    Bob, where do you go for unbiased news? Like a lot of Americans, I now rely on aggregator blogs to spot good news stories. They show up everywhere (even Fox occasionally runs a “good” story), but no media outlet seems to reliably produce a uniformly good news product nowadays. Everyone’s cranking about something, and if nothing else, media subservience to Wall Street is at an epidemic level (and no, editorials don’t take you off the hook if your business pages are wholly owned subsidiaries of the publisher’s portfolio and no, I don’t have proof of that, but more important — no one can prove otherwise because these things aren’t part of the public record).

  • Minnwhaler

    “It’s a sad day when I get almost all of my news from a blogger (who has a penchant for aerospace news) and his news coverage at 4:20 ;-)”

    Kirk, I would call that a happy day! Nomenclature / he said/she said. It’s enough.

  • BJ

    The ONLY news source i check in with on any regular schedule is news cut.

    I think the quote “I think what’s missing is a connection to the everyday lives of people. Some of us are not doing a good enough job explaining why news is relevant to the people we serve.”

    That quote describes what Bob does here, or at least you can see that he tries to.

    I get the newspaper on Sundays, and most weeks I don’t even look at the ad’s. It ends up unread completely 2 of 4 weeks. Obits or ad’s or book reviews are read the other 2 weeks.

  • Cara

    I hear the news on 91.1 but, as Kirk said earlier, the overwhelming amount of election coverage makes me tune it out. I hear but don’t listen. However Steve Inskeeps reporting from the middle east right now is remarkable.

    I peruse the Strib online occasionally and look at the site every day. And listen to the Daily Show at night.

  • Cara

    Dangit Bob, now I’m crying at work again. The story about Lt. Col. Mark Weber is so touching and inspiring. Newscut reliably does this about once a week, and inevitably someone will walk in my office while I’m dabbing my tears away. “I’m just reading the news”!

  • Loretta

    I can’t listen to the news anymore because reporters/radio personalities can’t complete a sentence without an er, um, or ah. MPR is getting just as bad as commercial radio and television. It drives me crazy. I prefer to read my news.

  • Tyler

    No offense, Bob, but in response to some commenters: how is getting your mews only from News Cut different from than friends & family getting their news only from Fox?

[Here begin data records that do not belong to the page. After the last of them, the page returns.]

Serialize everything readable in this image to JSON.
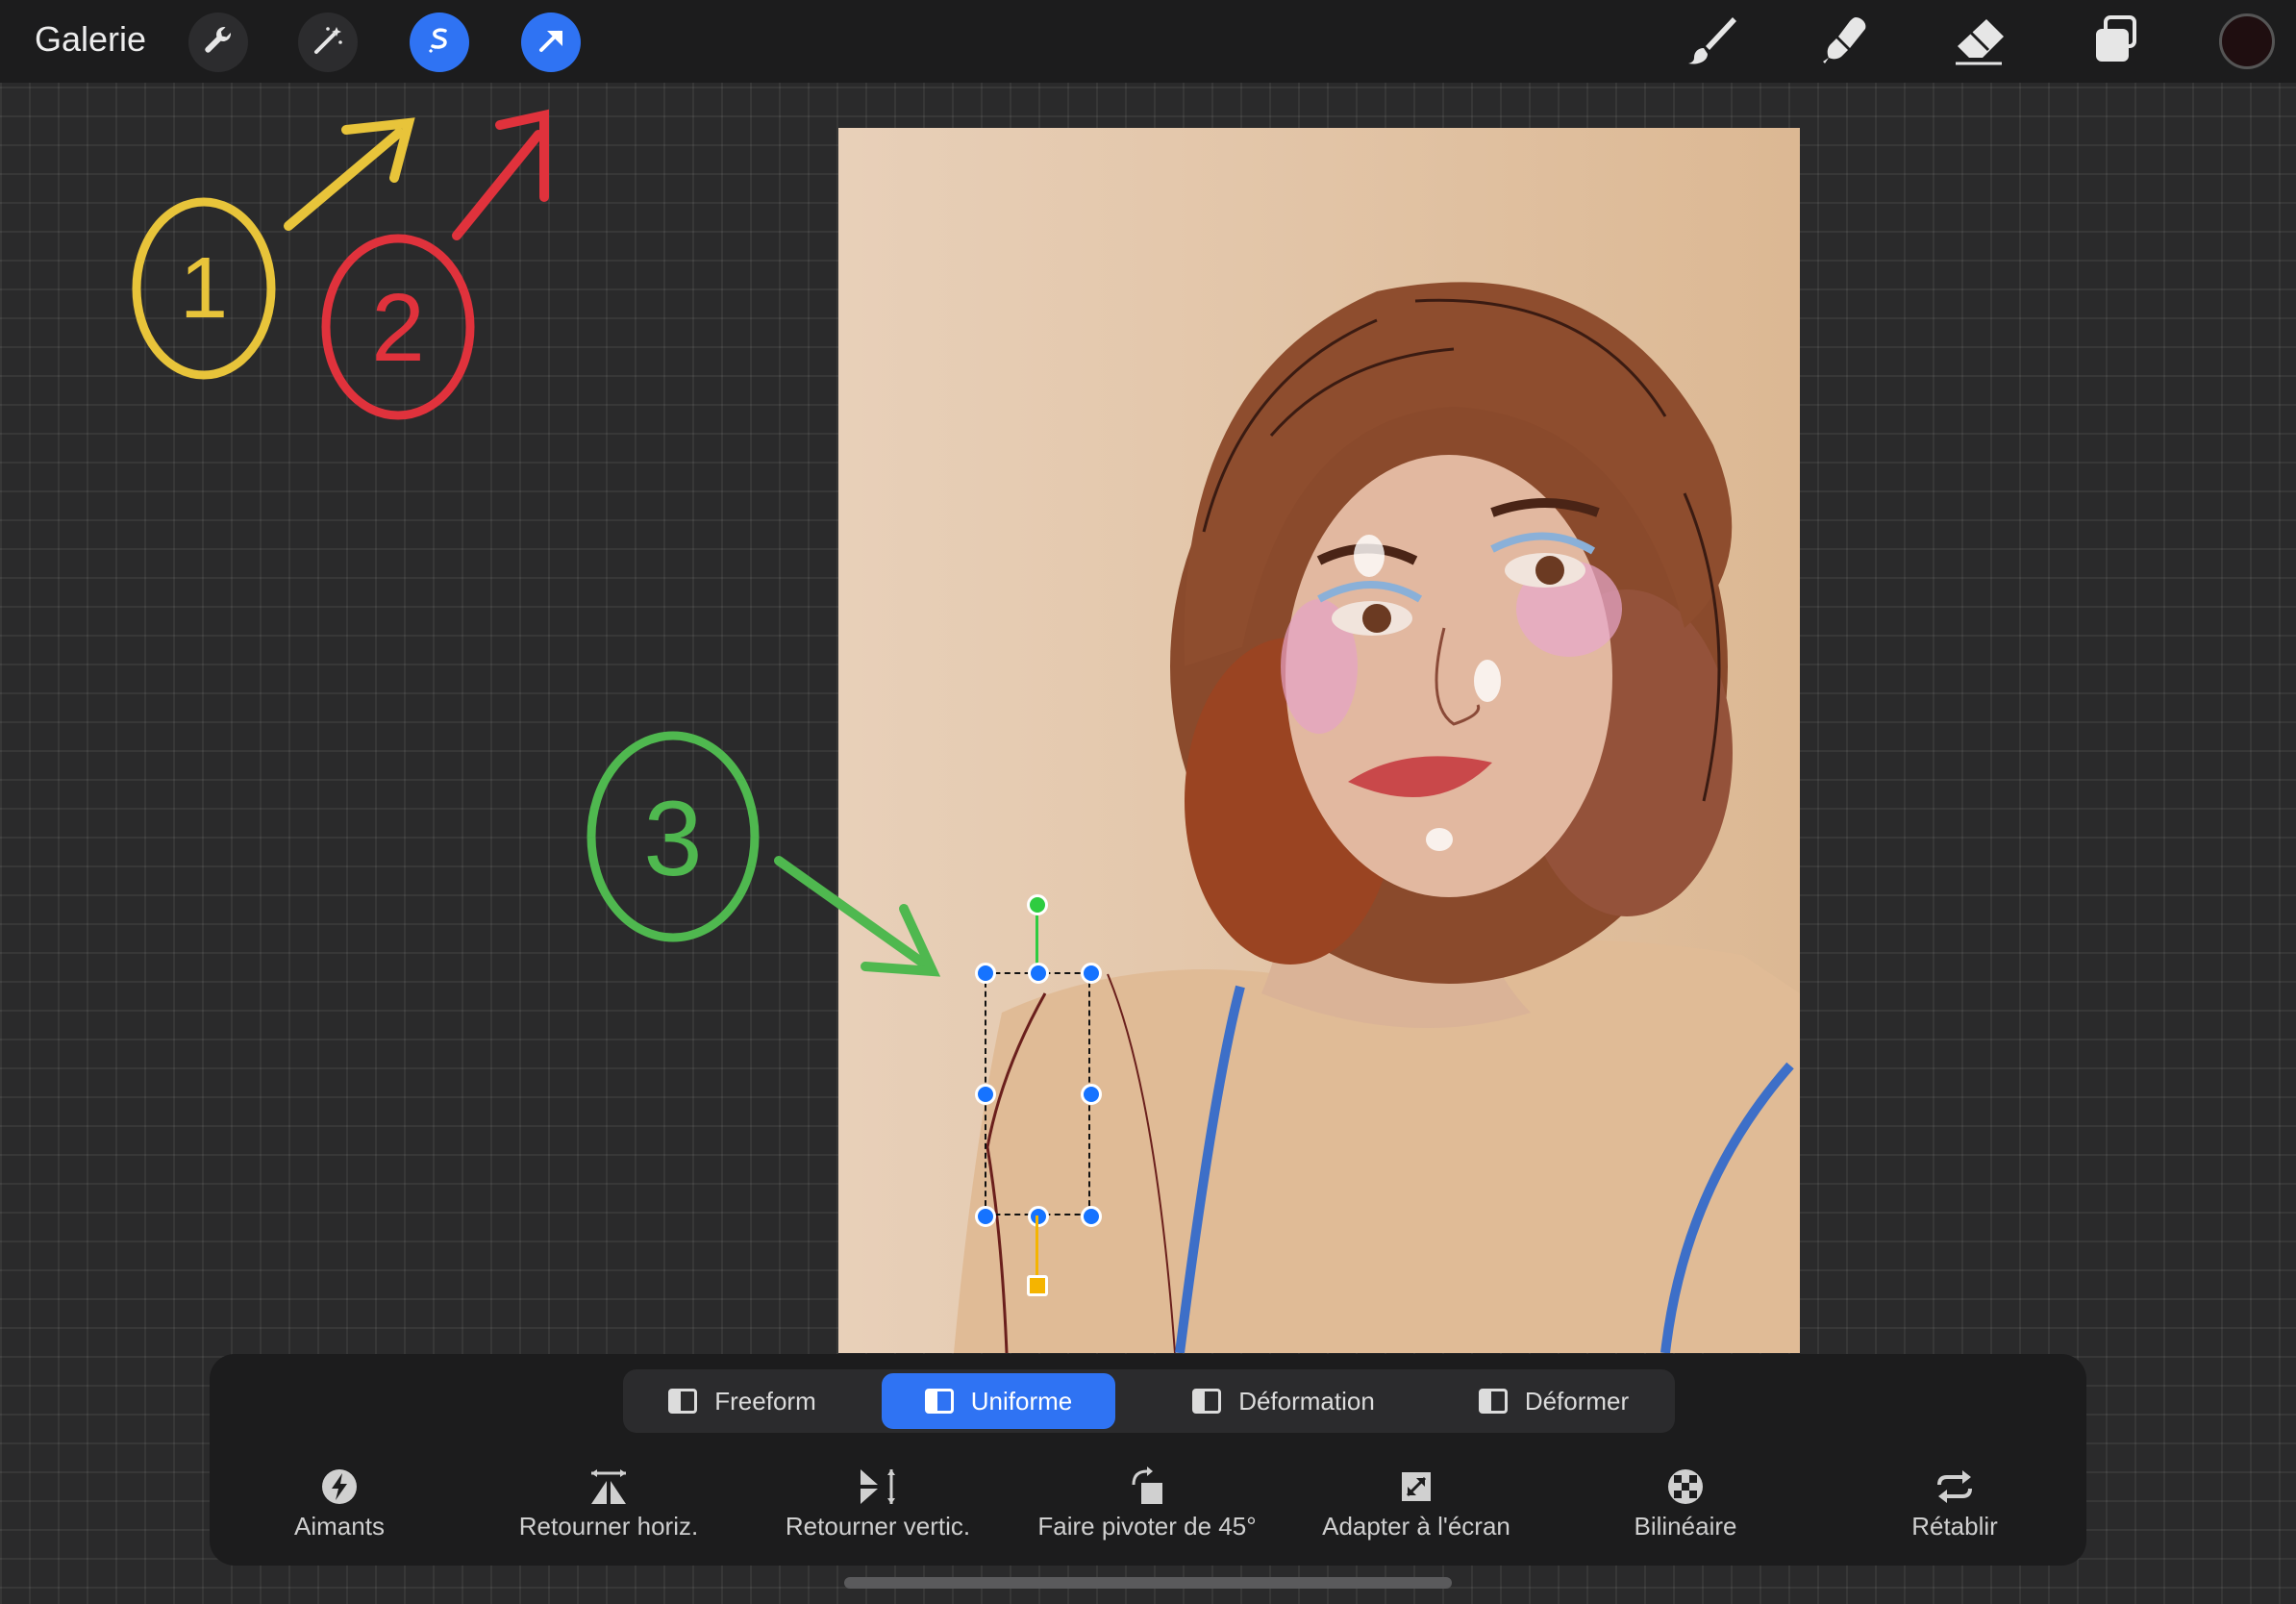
{
  "topbar": {
    "gallery_label": "Galerie",
    "left_tools": [
      {
        "icon": "wrench-icon"
      },
      {
        "icon": "magic-wand-icon"
      },
      {
        "icon": "selection-icon",
        "active": true
      },
      {
        "icon": "transform-arrow-icon",
        "active": true
      }
    ],
    "right_tools": [
      {
        "icon": "brush-icon"
      },
      {
        "icon": "smudge-icon"
      },
      {
        "icon": "eraser-icon"
      },
      {
        "icon": "layers-icon"
      }
    ],
    "current_color": "#1f0e10"
  },
  "annotations": {
    "labels": [
      "1",
      "2",
      "3"
    ],
    "colors": [
      "#e8c43a",
      "#e0323c",
      "#4fb84f"
    ]
  },
  "transform": {
    "modes": [
      {
        "label": "Freeform",
        "active": false
      },
      {
        "label": "Uniforme",
        "active": true
      },
      {
        "label": "Déformation",
        "active": false
      },
      {
        "label": "Déformer",
        "active": false
      }
    ],
    "actions": [
      {
        "label": "Aimants",
        "icon": "magnet-bolt-icon"
      },
      {
        "label": "Retourner horiz.",
        "icon": "flip-horizontal-icon"
      },
      {
        "label": "Retourner vertic.",
        "icon": "flip-vertical-icon"
      },
      {
        "label": "Faire pivoter de 45°",
        "icon": "rotate-45-icon"
      },
      {
        "label": "Adapter à l'écran",
        "icon": "fit-screen-icon"
      },
      {
        "label": "Bilinéaire",
        "icon": "bilinear-icon"
      },
      {
        "label": "Rétablir",
        "icon": "reset-icon"
      }
    ]
  },
  "colors": {
    "accent": "#2f73f3",
    "rotate_handle": "#2ecc40",
    "scale_handle": "#f5b400",
    "canvas_bg": "#e2c4a3"
  }
}
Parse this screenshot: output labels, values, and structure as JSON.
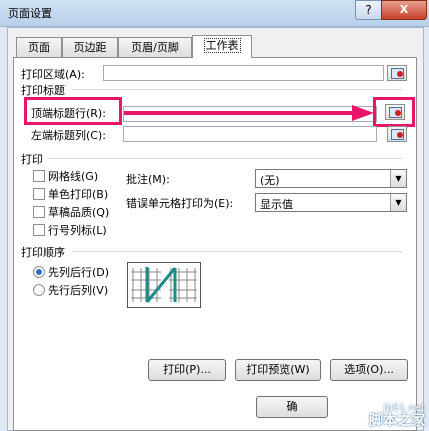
{
  "window": {
    "title": "页面设置",
    "help": "?",
    "close": "X"
  },
  "tabs": [
    {
      "label": "页面"
    },
    {
      "label": "页边距"
    },
    {
      "label": "页眉/页脚"
    },
    {
      "label": "工作表",
      "active": true
    }
  ],
  "print_area": {
    "label": "打印区域(A):",
    "value": ""
  },
  "print_titles": {
    "group": "打印标题",
    "top_rows": {
      "label": "顶端标题行(R):",
      "value": ""
    },
    "left_cols": {
      "label": "左端标题列(C):",
      "value": ""
    }
  },
  "print": {
    "group": "打印",
    "checkboxes": [
      {
        "label": "网格线(G)",
        "checked": false
      },
      {
        "label": "单色打印(B)",
        "checked": false
      },
      {
        "label": "草稿品质(Q)",
        "checked": false
      },
      {
        "label": "行号列标(L)",
        "checked": false
      }
    ],
    "comments": {
      "label": "批注(M):",
      "value": "(无)"
    },
    "errors": {
      "label": "错误单元格打印为(E):",
      "value": "显示值"
    }
  },
  "page_order": {
    "group": "打印顺序",
    "options": [
      {
        "label": "先列后行(D)",
        "selected": true
      },
      {
        "label": "先行后列(V)",
        "selected": false
      }
    ]
  },
  "buttons": {
    "print": "打印(P)...",
    "preview": "打印预览(W)",
    "options": "选项(O)...",
    "ok": "确"
  },
  "watermark": {
    "line1": "jb51.net",
    "line2": "脚本之家"
  },
  "annotation_color": "#e8156b"
}
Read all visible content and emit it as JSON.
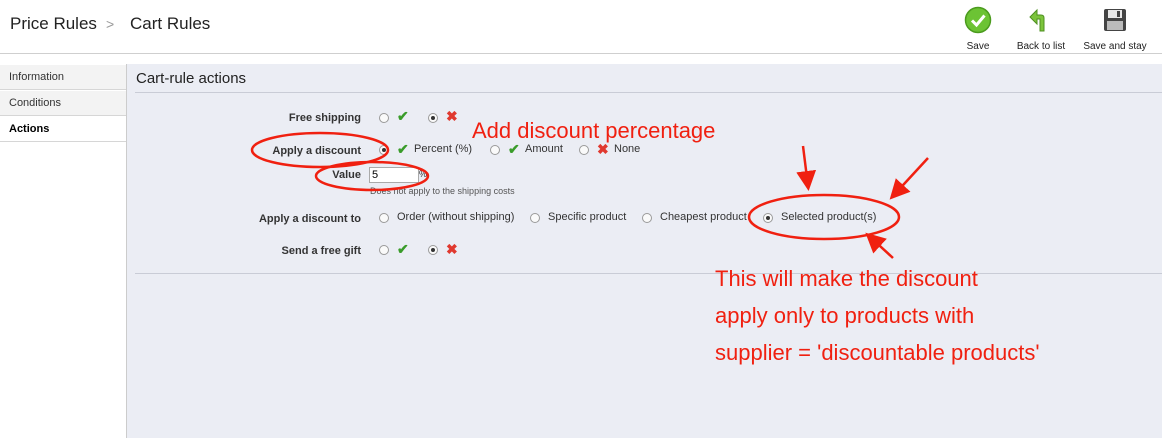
{
  "breadcrumb": {
    "first": "Price Rules",
    "separator": ">",
    "second": "Cart Rules"
  },
  "toolbar": {
    "save": {
      "label": "Save",
      "icon": "save-icon"
    },
    "back": {
      "label": "Back to list",
      "icon": "back-arrow-icon"
    },
    "save_stay": {
      "label": "Save and stay",
      "icon": "floppy-disk-icon"
    }
  },
  "tabs": [
    {
      "label": "Information",
      "active": false
    },
    {
      "label": "Conditions",
      "active": false
    },
    {
      "label": "Actions",
      "active": true
    }
  ],
  "panel": {
    "title": "Cart-rule actions",
    "free_shipping": {
      "label": "Free shipping",
      "selected": "no"
    },
    "apply_discount": {
      "label": "Apply a discount",
      "options": [
        "Percent (%)",
        "Amount",
        "None"
      ],
      "selected": "Percent (%)"
    },
    "value": {
      "label": "Value",
      "input": "5",
      "unit": "%",
      "hint": "Does not apply to the shipping costs"
    },
    "apply_to": {
      "label": "Apply a discount to",
      "options": [
        "Order (without shipping)",
        "Specific product",
        "Cheapest product",
        "Selected product(s)"
      ],
      "selected": "Selected product(s)"
    },
    "free_gift": {
      "label": "Send a free gift",
      "selected": "no"
    }
  },
  "annotations": {
    "title": "Add discount percentage",
    "note_line1": "This will make the discount",
    "note_line2": "apply only to products with",
    "note_line3": "supplier = 'discountable products'",
    "color": "#f02010"
  },
  "colors": {
    "check": "#3a9c2a",
    "cross": "#e0392f",
    "panel_bg": "#ebedf4"
  }
}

  • Bob Collins

    (1) I aggregate (2) I don’t do politics much (3) I see the value in presenting stories that don’t leave you wanting to blow your brains out.*

    (* = Not a complete list)